Excerpts from an interface dataset
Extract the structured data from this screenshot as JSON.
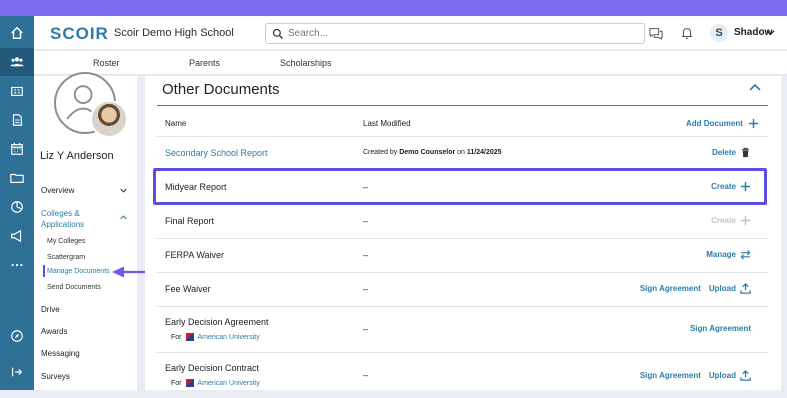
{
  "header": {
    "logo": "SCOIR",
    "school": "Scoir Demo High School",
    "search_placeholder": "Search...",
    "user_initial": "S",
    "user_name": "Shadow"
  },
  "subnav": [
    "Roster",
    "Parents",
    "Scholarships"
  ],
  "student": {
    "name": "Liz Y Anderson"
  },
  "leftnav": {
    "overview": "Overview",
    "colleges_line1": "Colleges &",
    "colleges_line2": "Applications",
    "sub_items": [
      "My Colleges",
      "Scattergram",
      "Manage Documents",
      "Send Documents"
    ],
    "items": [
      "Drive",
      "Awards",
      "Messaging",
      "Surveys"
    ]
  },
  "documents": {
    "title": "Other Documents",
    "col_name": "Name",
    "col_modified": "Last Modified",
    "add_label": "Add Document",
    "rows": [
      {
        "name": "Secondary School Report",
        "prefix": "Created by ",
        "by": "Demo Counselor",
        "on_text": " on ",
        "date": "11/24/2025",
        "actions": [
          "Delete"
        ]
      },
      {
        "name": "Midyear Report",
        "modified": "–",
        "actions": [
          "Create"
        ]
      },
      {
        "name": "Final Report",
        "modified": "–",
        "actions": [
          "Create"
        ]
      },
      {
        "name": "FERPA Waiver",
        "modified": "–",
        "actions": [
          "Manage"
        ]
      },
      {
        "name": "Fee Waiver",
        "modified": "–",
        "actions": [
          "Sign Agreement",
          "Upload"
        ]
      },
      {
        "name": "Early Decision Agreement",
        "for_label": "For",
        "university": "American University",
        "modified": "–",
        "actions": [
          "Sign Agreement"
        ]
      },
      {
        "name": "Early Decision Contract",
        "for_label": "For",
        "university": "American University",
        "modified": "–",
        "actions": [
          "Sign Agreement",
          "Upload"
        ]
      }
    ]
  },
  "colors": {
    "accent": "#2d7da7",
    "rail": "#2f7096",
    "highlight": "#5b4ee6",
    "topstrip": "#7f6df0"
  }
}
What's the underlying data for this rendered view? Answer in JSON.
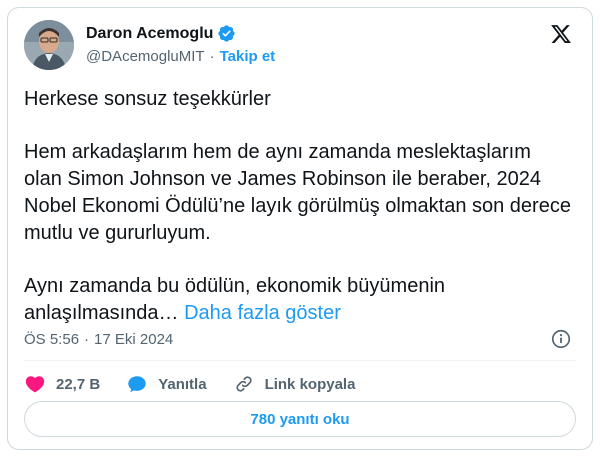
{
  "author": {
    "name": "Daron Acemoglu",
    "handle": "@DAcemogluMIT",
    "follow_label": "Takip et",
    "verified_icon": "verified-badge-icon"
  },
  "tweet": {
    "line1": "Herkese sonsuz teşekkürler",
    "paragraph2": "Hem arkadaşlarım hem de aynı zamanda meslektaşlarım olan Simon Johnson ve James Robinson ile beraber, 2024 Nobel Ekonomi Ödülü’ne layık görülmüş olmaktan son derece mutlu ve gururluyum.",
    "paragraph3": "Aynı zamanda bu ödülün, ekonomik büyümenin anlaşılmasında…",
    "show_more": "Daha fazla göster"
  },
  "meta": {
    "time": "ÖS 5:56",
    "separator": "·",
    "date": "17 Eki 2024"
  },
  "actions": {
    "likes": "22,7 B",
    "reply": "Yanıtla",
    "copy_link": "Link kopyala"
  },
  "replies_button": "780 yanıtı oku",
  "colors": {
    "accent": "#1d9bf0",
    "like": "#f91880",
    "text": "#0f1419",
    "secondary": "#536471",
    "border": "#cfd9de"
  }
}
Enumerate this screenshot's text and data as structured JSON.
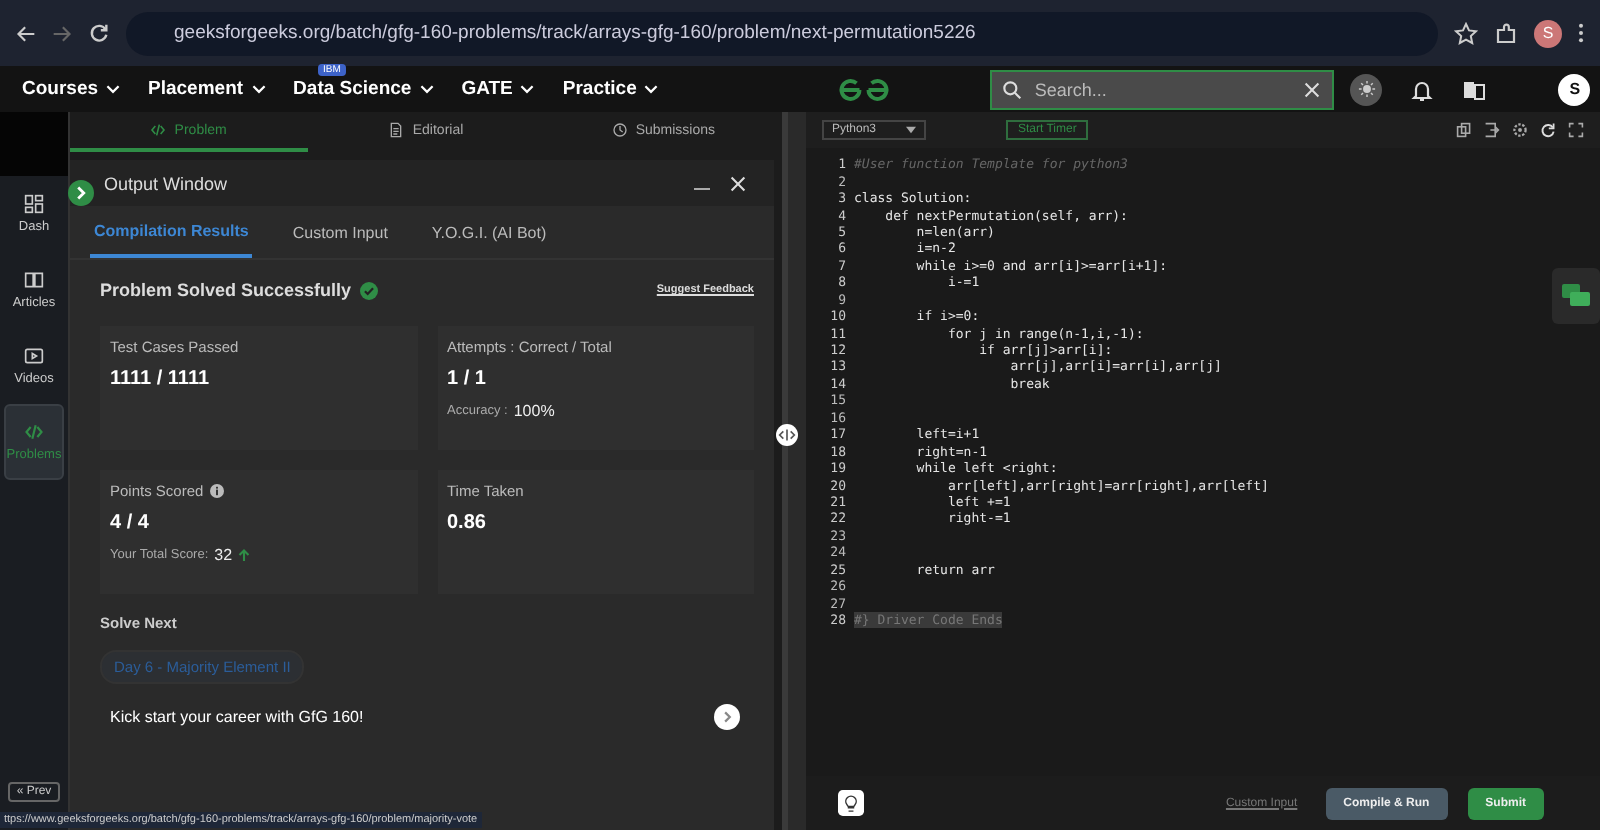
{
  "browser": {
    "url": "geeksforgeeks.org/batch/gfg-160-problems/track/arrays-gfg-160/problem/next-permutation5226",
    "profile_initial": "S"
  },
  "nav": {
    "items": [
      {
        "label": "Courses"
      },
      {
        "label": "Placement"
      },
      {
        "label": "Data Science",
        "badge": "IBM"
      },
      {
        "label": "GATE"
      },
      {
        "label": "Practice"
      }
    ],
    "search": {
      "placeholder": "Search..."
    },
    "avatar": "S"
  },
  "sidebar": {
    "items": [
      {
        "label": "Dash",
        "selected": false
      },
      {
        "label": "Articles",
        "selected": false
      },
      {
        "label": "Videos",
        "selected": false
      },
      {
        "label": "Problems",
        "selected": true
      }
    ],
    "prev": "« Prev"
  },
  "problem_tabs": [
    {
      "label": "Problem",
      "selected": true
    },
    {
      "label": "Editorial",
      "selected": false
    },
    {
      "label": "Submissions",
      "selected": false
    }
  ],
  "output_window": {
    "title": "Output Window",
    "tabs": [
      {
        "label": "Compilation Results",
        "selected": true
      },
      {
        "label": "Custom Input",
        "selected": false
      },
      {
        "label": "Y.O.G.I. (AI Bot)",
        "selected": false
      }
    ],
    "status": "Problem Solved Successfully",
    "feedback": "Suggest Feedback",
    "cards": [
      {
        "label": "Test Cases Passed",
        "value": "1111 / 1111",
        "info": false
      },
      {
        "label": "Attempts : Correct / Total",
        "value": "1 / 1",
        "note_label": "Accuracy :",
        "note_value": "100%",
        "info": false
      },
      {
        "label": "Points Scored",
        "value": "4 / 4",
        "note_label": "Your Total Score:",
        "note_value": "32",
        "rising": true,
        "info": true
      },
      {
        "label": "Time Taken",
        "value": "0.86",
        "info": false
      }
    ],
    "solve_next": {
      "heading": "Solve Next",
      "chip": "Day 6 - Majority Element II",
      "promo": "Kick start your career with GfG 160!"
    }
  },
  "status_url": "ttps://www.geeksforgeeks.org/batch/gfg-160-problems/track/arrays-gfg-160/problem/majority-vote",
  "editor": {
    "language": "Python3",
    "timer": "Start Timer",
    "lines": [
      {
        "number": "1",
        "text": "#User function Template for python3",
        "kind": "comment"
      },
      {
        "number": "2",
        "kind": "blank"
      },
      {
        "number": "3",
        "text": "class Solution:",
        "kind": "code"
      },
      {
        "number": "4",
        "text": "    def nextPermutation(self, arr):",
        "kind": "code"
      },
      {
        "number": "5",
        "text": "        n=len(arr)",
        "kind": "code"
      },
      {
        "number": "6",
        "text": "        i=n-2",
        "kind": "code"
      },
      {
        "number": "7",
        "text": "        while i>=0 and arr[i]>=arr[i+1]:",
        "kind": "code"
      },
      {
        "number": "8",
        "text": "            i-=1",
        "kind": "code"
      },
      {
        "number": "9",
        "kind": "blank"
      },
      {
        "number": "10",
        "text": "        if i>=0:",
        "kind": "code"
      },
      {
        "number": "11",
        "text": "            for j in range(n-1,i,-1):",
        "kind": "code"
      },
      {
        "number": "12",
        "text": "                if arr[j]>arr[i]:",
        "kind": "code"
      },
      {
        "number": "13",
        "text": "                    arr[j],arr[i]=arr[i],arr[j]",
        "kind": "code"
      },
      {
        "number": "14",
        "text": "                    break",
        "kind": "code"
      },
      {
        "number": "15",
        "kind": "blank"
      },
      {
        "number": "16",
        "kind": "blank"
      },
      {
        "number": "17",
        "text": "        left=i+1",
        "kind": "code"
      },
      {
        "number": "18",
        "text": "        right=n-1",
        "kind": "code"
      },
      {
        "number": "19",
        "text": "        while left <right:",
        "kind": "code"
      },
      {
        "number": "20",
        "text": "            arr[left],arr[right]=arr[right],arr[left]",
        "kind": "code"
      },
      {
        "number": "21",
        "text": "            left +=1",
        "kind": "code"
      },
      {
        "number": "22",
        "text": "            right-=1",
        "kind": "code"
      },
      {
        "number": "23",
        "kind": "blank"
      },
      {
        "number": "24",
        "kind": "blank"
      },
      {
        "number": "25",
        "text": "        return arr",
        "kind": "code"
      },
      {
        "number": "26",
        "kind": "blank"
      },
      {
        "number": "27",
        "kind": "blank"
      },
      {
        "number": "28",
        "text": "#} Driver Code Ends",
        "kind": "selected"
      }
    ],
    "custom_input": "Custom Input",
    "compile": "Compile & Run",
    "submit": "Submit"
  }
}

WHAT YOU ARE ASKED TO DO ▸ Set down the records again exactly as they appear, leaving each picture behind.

FINAL ANSWER ▸
Extract the structured data from this screenshot as JSON.
{
  "header": {
    "logo": "SCOIR",
    "school": "Scoir Demo High School",
    "search_placeholder": "Search...",
    "user_initial": "S",
    "user_name": "Shadow"
  },
  "subnav": [
    "Roster",
    "Parents",
    "Scholarships"
  ],
  "student": {
    "name": "Liz Y Anderson"
  },
  "leftnav": {
    "overview": "Overview",
    "colleges_line1": "Colleges &",
    "colleges_line2": "Applications",
    "sub_items": [
      "My Colleges",
      "Scattergram",
      "Manage Documents",
      "Send Documents"
    ],
    "items": [
      "Drive",
      "Awards",
      "Messaging",
      "Surveys"
    ]
  },
  "documents": {
    "title": "Other Documents",
    "col_name": "Name",
    "col_modified": "Last Modified",
    "add_label": "Add Document",
    "rows": [
      {
        "name": "Secondary School Report",
        "prefix": "Created by ",
        "by": "Demo Counselor",
        "on_text": " on ",
        "date": "11/24/2025",
        "actions": [
          "Delete"
        ]
      },
      {
        "name": "Midyear Report",
        "modified": "–",
        "actions": [
          "Create"
        ]
      },
      {
        "name": "Final Report",
        "modified": "–",
        "actions": [
          "Create"
        ]
      },
      {
        "name": "FERPA Waiver",
        "modified": "–",
        "actions": [
          "Manage"
        ]
      },
      {
        "name": "Fee Waiver",
        "modified": "–",
        "actions": [
          "Sign Agreement",
          "Upload"
        ]
      },
      {
        "name": "Early Decision Agreement",
        "for_label": "For",
        "university": "American University",
        "modified": "–",
        "actions": [
          "Sign Agreement"
        ]
      },
      {
        "name": "Early Decision Contract",
        "for_label": "For",
        "university": "American University",
        "modified": "–",
        "actions": [
          "Sign Agreement",
          "Upload"
        ]
      }
    ]
  },
  "colors": {
    "accent": "#2d7da7",
    "rail": "#2f7096",
    "highlight": "#5b4ee6",
    "topstrip": "#7f6df0"
  }
}
What's the underlying data for this rendered view? Answer in JSON.
{
  "author": {
    "name": "Daron Acemoglu",
    "handle": "@DAcemogluMIT",
    "follow_label": "Takip et",
    "verified_icon": "verified-badge-icon"
  },
  "tweet": {
    "line1": "Herkese sonsuz teşekkürler",
    "paragraph2": "Hem arkadaşlarım hem de aynı zamanda meslektaşlarım olan Simon Johnson ve James Robinson ile beraber, 2024 Nobel Ekonomi Ödülü’ne layık görülmüş olmaktan son derece mutlu ve gururluyum.",
    "paragraph3": "Aynı zamanda bu ödülün, ekonomik büyümenin anlaşılmasında…",
    "show_more": "Daha fazla göster"
  },
  "meta": {
    "time": "ÖS 5:56",
    "separator": "·",
    "date": "17 Eki 2024"
  },
  "actions": {
    "likes": "22,7 B",
    "reply": "Yanıtla",
    "copy_link": "Link kopyala"
  },
  "replies_button": "780 yanıtı oku",
  "colors": {
    "accent": "#1d9bf0",
    "like": "#f91880",
    "text": "#0f1419",
    "secondary": "#536471",
    "border": "#cfd9de"
  }
}
Enumerate this screenshot's text and data as structured JSON.
{
  "browser": {
    "url": "geeksforgeeks.org/batch/gfg-160-problems/track/arrays-gfg-160/problem/next-permutation5226",
    "profile_initial": "S"
  },
  "nav": {
    "items": [
      {
        "label": "Courses"
      },
      {
        "label": "Placement"
      },
      {
        "label": "Data Science",
        "badge": "IBM"
      },
      {
        "label": "GATE"
      },
      {
        "label": "Practice"
      }
    ],
    "search": {
      "placeholder": "Search..."
    },
    "avatar": "S"
  },
  "sidebar": {
    "items": [
      {
        "label": "Dash",
        "selected": false
      },
      {
        "label": "Articles",
        "selected": false
      },
      {
        "label": "Videos",
        "selected": false
      },
      {
        "label": "Problems",
        "selected": true
      }
    ],
    "prev": "« Prev"
  },
  "problem_tabs": [
    {
      "label": "Problem",
      "selected": true
    },
    {
      "label": "Editorial",
      "selected": false
    },
    {
      "label": "Submissions",
      "selected": false
    }
  ],
  "output_window": {
    "title": "Output Window",
    "tabs": [
      {
        "label": "Compilation Results",
        "selected": true
      },
      {
        "label": "Custom Input",
        "selected": false
      },
      {
        "label": "Y.O.G.I. (AI Bot)",
        "selected": false
      }
    ],
    "status": "Problem Solved Successfully",
    "feedback": "Suggest Feedback",
    "cards": [
      {
        "label": "Test Cases Passed",
        "value": "1111 / 1111",
        "info": false
      },
      {
        "label": "Attempts : Correct / Total",
        "value": "1 / 1",
        "note_label": "Accuracy :",
        "note_value": "100%",
        "info": false
      },
      {
        "label": "Points Scored",
        "value": "4 / 4",
        "note_label": "Your Total Score:",
        "note_value": "32",
        "rising": true,
        "info": true
      },
      {
        "label": "Time Taken",
        "value": "0.86",
        "info": false
      }
    ],
    "solve_next": {
      "heading": "Solve Next",
      "chip": "Day 6 - Majority Element II",
      "promo": "Kick start your career with GfG 160!"
    }
  },
  "status_url": "ttps://www.geeksforgeeks.org/batch/gfg-160-problems/track/arrays-gfg-160/problem/majority-vote",
  "editor": {
    "language": "Python3",
    "timer": "Start Timer",
    "lines": [
      {
        "number": "1",
        "text": "#User function Template for python3",
        "kind": "comment"
      },
      {
        "number": "2",
        "kind": "blank"
      },
      {
        "number": "3",
        "text": "class Solution:",
        "kind": "code"
      },
      {
        "number": "4",
        "text": "    def nextPermutation(self, arr):",
        "kind": "code"
      },
      {
        "number": "5",
        "text": "        n=len(arr)",
        "kind": "code"
      },
      {
        "number": "6",
        "text": "        i=n-2",
        "kind": "code"
      },
      {
        "number": "7",
        "text": "        while i>=0 and arr[i]>=arr[i+1]:",
        "kind": "code"
      },
      {
        "number": "8",
        "text": "            i-=1",
        "kind": "code"
      },
      {
        "number": "9",
        "kind": "blank"
      },
      {
        "number": "10",
        "text": "        if i>=0:",
        "kind": "code"
      },
      {
        "number": "11",
        "text": "            for j in range(n-1,i,-1):",
        "kind": "code"
      },
      {
        "number": "12",
        "text": "                if arr[j]>arr[i]:",
        "kind": "code"
      },
      {
        "number": "13",
        "text": "                    arr[j],arr[i]=arr[i],arr[j]",
        "kind": "code"
      },
      {
        "number": "14",
        "text": "                    break",
        "kind": "code"
      },
      {
        "number": "15",
        "kind": "blank"
      },
      {
        "number": "16",
        "kind": "blank"
      },
      {
        "number": "17",
        "text": "        left=i+1",
        "kind": "code"
      },
      {
        "number": "18",
        "text": "        right=n-1",
        "kind": "code"
      },
      {
        "number": "19",
        "text": "        while left <right:",
        "kind": "code"
      },
      {
        "number": "20",
        "text": "            arr[left],arr[right]=arr[right],arr[left]",
        "kind": "code"
      },
      {
        "number": "21",
        "text": "            left +=1",
        "kind": "code"
      },
      {
        "number": "22",
        "text": "            right-=1",
        "kind": "code"
      },
      {
        "number": "23",
        "kind": "blank"
      },
      {
        "number": "24",
        "kind": "blank"
      },
      {
        "number": "25",
        "text": "        return arr",
        "kind": "code"
      },
      {
        "number": "26",
        "kind": "blank"
      },
      {
        "number": "27",
        "kind": "blank"
      },
      {
        "number": "28",
        "text": "#} Driver Code Ends",
        "kind": "selected"
      }
    ],
    "custom_input": "Custom Input",
    "compile": "Compile & Run",
    "submit": "Submit"
  }
}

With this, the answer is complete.